December 20th, 2014
(written by lawrence krubner, however indented passages are often quotes). You can contact lawrence at: email@example.com
Henry, a tuatara who, as far as curators at Southland Museum in New Zealand know, had never mated before, hooked up with Mildred, a younger woman of about 80, in March.
In July she laid 11 healthy eggs and, this week, all 11 of them hatched — the last one on Wednesday.
“Eleven out of eleven,” curator Lindsay Hazley said Friday morning. “Bloody brilliant. We had a champagne breakfast to celebrate.”
Henry was the oldest tuatara ever to mate at the museum, on New Zealand’s South Island, Hazley said.
Tuataras are the only living descendants of an order, related to dinosaurs, that flourished 200 million years ago. They’re endangered, only living on a handful of islands in New Zealand, which makes Henry’s happy news all the more important to supporters of the species.
But it didn’t come easy.

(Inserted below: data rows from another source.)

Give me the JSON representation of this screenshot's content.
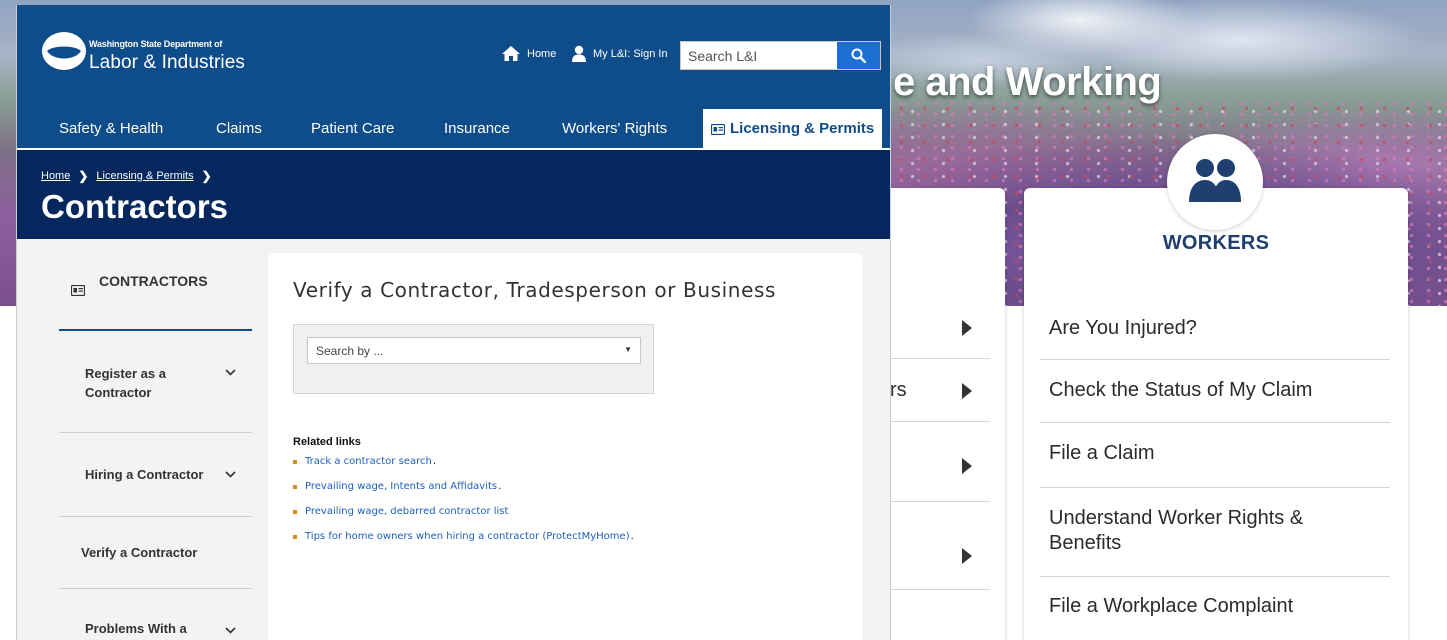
{
  "background_page": {
    "hero_title": "e and Working",
    "left_card_fragments": [
      "rs"
    ],
    "workers": {
      "title": "WORKERS",
      "items": [
        "Are You Injured?",
        "Check the Status of My Claim",
        "File a Claim",
        "Understand Worker Rights & Benefits",
        "File a Workplace Complaint"
      ]
    }
  },
  "header": {
    "logo_dept": "Washington State Department of",
    "logo_name": "Labor & Industries",
    "home_link": "Home",
    "signin_link": "My L&I: Sign In",
    "search_placeholder": "Search L&I"
  },
  "nav": {
    "items": [
      "Safety & Health",
      "Claims",
      "Patient Care",
      "Insurance",
      "Workers' Rights",
      "Licensing & Permits"
    ],
    "active": "Licensing & Permits"
  },
  "breadcrumb": [
    "Home",
    "Licensing & Permits"
  ],
  "page_title": "Contractors",
  "sidenav": {
    "heading": "CONTRACTORS",
    "items": [
      "Register as a Contractor",
      "Hiring a Contractor",
      "Verify a Contractor",
      "Problems With a"
    ]
  },
  "content": {
    "heading": "Verify a Contractor, Tradesperson or Business",
    "select_value": "Search by ...",
    "related_title": "Related links",
    "related_links": [
      "Track a contractor search",
      "Prevailing wage, Intents and Affidavits",
      "Prevailing wage, debarred contractor list",
      "Tips for home owners when hiring a contractor (ProtectMyHome)"
    ]
  },
  "colors": {
    "header_blue": "#0f4c8a",
    "banner_navy": "#04285e",
    "search_button": "#1d6fd3",
    "link_blue": "#1d5fbf",
    "bullet_orange": "#d98c1a"
  }
}
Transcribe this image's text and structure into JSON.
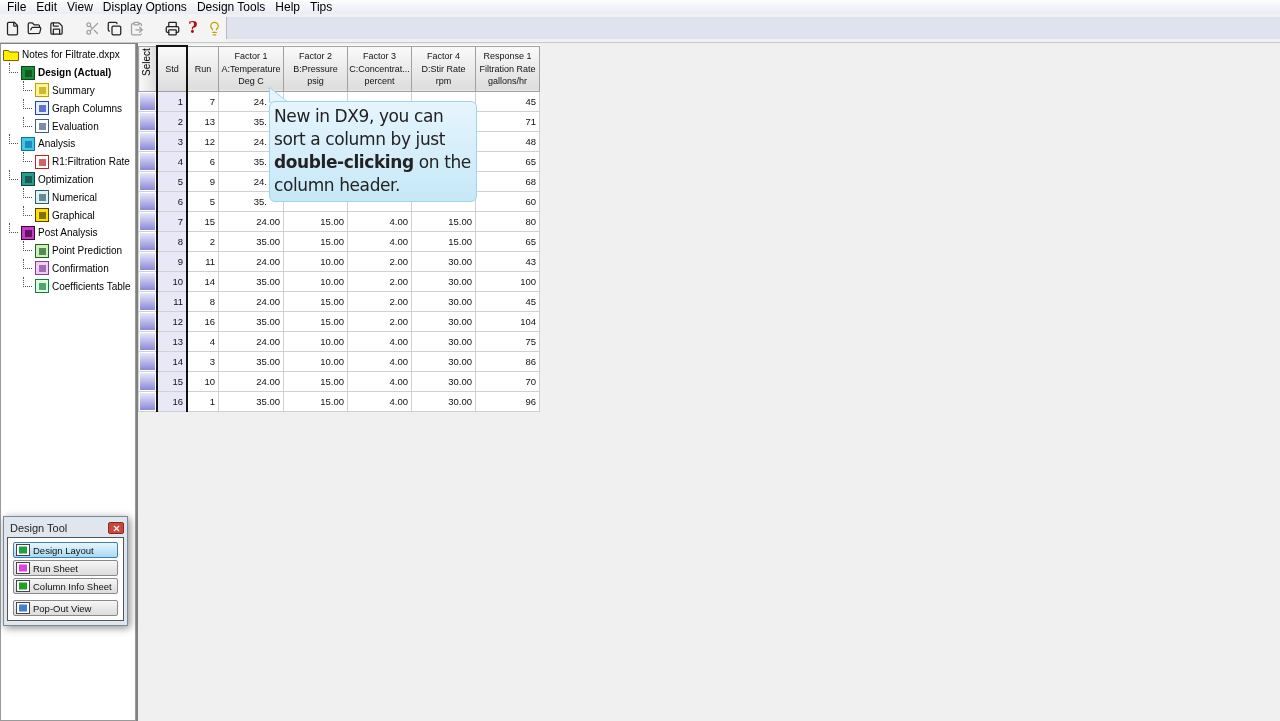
{
  "menu": [
    "File",
    "Edit",
    "View",
    "Display Options",
    "Design Tools",
    "Help",
    "Tips"
  ],
  "toolbar": [
    {
      "kind": "new"
    },
    {
      "kind": "open"
    },
    {
      "kind": "save"
    },
    {
      "kind": "cut",
      "disabled": true
    },
    {
      "kind": "copy",
      "disabled": false
    },
    {
      "kind": "paste",
      "disabled": true
    },
    {
      "kind": "print"
    },
    {
      "kind": "help",
      "label": "?"
    },
    {
      "kind": "tip"
    }
  ],
  "tree": {
    "label": "Notes for Filtrate.dxpx",
    "children": [
      {
        "label": "Design (Actual)",
        "selected": true,
        "children": [
          {
            "label": "Summary",
            "selected": false
          },
          {
            "label": "Graph Columns",
            "selected": false
          },
          {
            "label": "Evaluation",
            "selected": false
          }
        ]
      },
      {
        "label": "Analysis",
        "selected": false,
        "children": [
          {
            "label": "R1:Filtration Rate",
            "selected": false
          }
        ]
      },
      {
        "label": "Optimization",
        "selected": false,
        "children": [
          {
            "label": "Numerical",
            "selected": false
          },
          {
            "label": "Graphical",
            "selected": false
          }
        ]
      },
      {
        "label": "Post Analysis",
        "selected": false,
        "children": [
          {
            "label": "Point Prediction",
            "selected": false
          },
          {
            "label": "Confirmation",
            "selected": false
          },
          {
            "label": "Coefficients Table",
            "selected": false
          }
        ]
      }
    ]
  },
  "table": {
    "select_header": "Select",
    "std_header": "Std",
    "run_header": "Run",
    "columns": [
      [
        "Factor 1",
        "A:Temperature",
        "Deg C"
      ],
      [
        "Factor 2",
        "B:Pressure",
        "psig"
      ],
      [
        "Factor 3",
        "C:Concentrat...",
        "percent"
      ],
      [
        "Factor 4",
        "D:Stir Rate",
        "rpm"
      ],
      [
        "Response 1",
        "Filtration Rate",
        "gallons/hr"
      ]
    ],
    "rows": [
      {
        "std": "1",
        "run": "7",
        "factor_1": "24.",
        "response_1": "45"
      },
      {
        "std": "2",
        "run": "13",
        "factor_1": "35.",
        "response_1": "71"
      },
      {
        "std": "3",
        "run": "12",
        "factor_1": "24.",
        "response_1": "48"
      },
      {
        "std": "4",
        "run": "6",
        "factor_1": "35.",
        "response_1": "65"
      },
      {
        "std": "5",
        "run": "9",
        "factor_1": "24.",
        "response_1": "68"
      },
      {
        "std": "6",
        "run": "5",
        "factor_1": "35.",
        "response_1": "60"
      },
      {
        "std": "7",
        "run": "15",
        "factor_1": "24.00",
        "factor_2": "15.00",
        "factor_3": "4.00",
        "factor_4": "15.00",
        "response_1": "80"
      },
      {
        "std": "8",
        "run": "2",
        "factor_1": "35.00",
        "factor_2": "15.00",
        "factor_3": "4.00",
        "factor_4": "15.00",
        "response_1": "65"
      },
      {
        "std": "9",
        "run": "11",
        "factor_1": "24.00",
        "factor_2": "10.00",
        "factor_3": "2.00",
        "factor_4": "30.00",
        "response_1": "43"
      },
      {
        "std": "10",
        "run": "14",
        "factor_1": "35.00",
        "factor_2": "10.00",
        "factor_3": "2.00",
        "factor_4": "30.00",
        "response_1": "100"
      },
      {
        "std": "11",
        "run": "8",
        "factor_1": "24.00",
        "factor_2": "15.00",
        "factor_3": "2.00",
        "factor_4": "30.00",
        "response_1": "45"
      },
      {
        "std": "12",
        "run": "16",
        "factor_1": "35.00",
        "factor_2": "15.00",
        "factor_3": "2.00",
        "factor_4": "30.00",
        "response_1": "104"
      },
      {
        "std": "13",
        "run": "4",
        "factor_1": "24.00",
        "factor_2": "10.00",
        "factor_3": "4.00",
        "factor_4": "30.00",
        "response_1": "75"
      },
      {
        "std": "14",
        "run": "3",
        "factor_1": "35.00",
        "factor_2": "10.00",
        "factor_3": "4.00",
        "factor_4": "30.00",
        "response_1": "86"
      },
      {
        "std": "15",
        "run": "10",
        "factor_1": "24.00",
        "factor_2": "15.00",
        "factor_3": "4.00",
        "factor_4": "30.00",
        "response_1": "70"
      },
      {
        "std": "16",
        "run": "1",
        "factor_1": "35.00",
        "factor_2": "15.00",
        "factor_3": "4.00",
        "factor_4": "30.00",
        "response_1": "96"
      }
    ]
  },
  "callout": "New in DX9, you can sort a column by just **double-clicking** on the column header.",
  "design_tool": {
    "title": "Design Tool",
    "buttons": [
      {
        "label": "Design Layout",
        "selected": true
      },
      {
        "label": "Run Sheet",
        "selected": false
      },
      {
        "label": "Column Info Sheet",
        "selected": false
      },
      {
        "label": "Pop-Out View",
        "selected": false
      }
    ]
  }
}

Until about six years ago, Henry was a nasty, irritable fellow who showed no interest in mating and would attack females when they were introduced. Hazley, who has been breeding tuataras for the past 35 years, eventually had to put him in “solitary confinement.”
But in 2002, veterinarians discovered that a lump in Henry’s nether regions was a cancerous tumor. They removed it and, over the next few years, his mood — and interest in the ladies — improved.
Now, Henry lives peacefully with Mildred and two other females. Breeders are hoping he’ll show interest in Lucy, who is about the same age as Mildred, later this year. Female tuataras only lay eggs every two or three years, so Mildred likely won’t be interested. Video Watch a curator take care of the reproducing dinosaur kin »
Henry’s newfound libido does have some limits, however. Hazley said Juliet, a youthful 22 year old, appears to be too hot to handle for the centenarian — who could live to be 200 years old if he stays healthy.
“I think he’s a bit shy to mate with such a young woman,” Hazley said. “After a bit of experience with Mildred and Lucy, maybe he’ll be interested in Juliet next year.”
Maxing out at about two-and-a-half feet long, tuataras are much smaller than their ancestors.
The word “tuatara” is derived from a Maori word meaning “spiny back.” In Maori legend, they are messengers of Whiro, the god of death and disaster, and they were featured on one side of a New Zealand five-cent coin that was phased out in 2006.
It’s been a baby boom at Southland Museum lately. Hazley said another 10 babies were born to another couple recently — swelling the ranks of the 50 or so tuataras that were already there.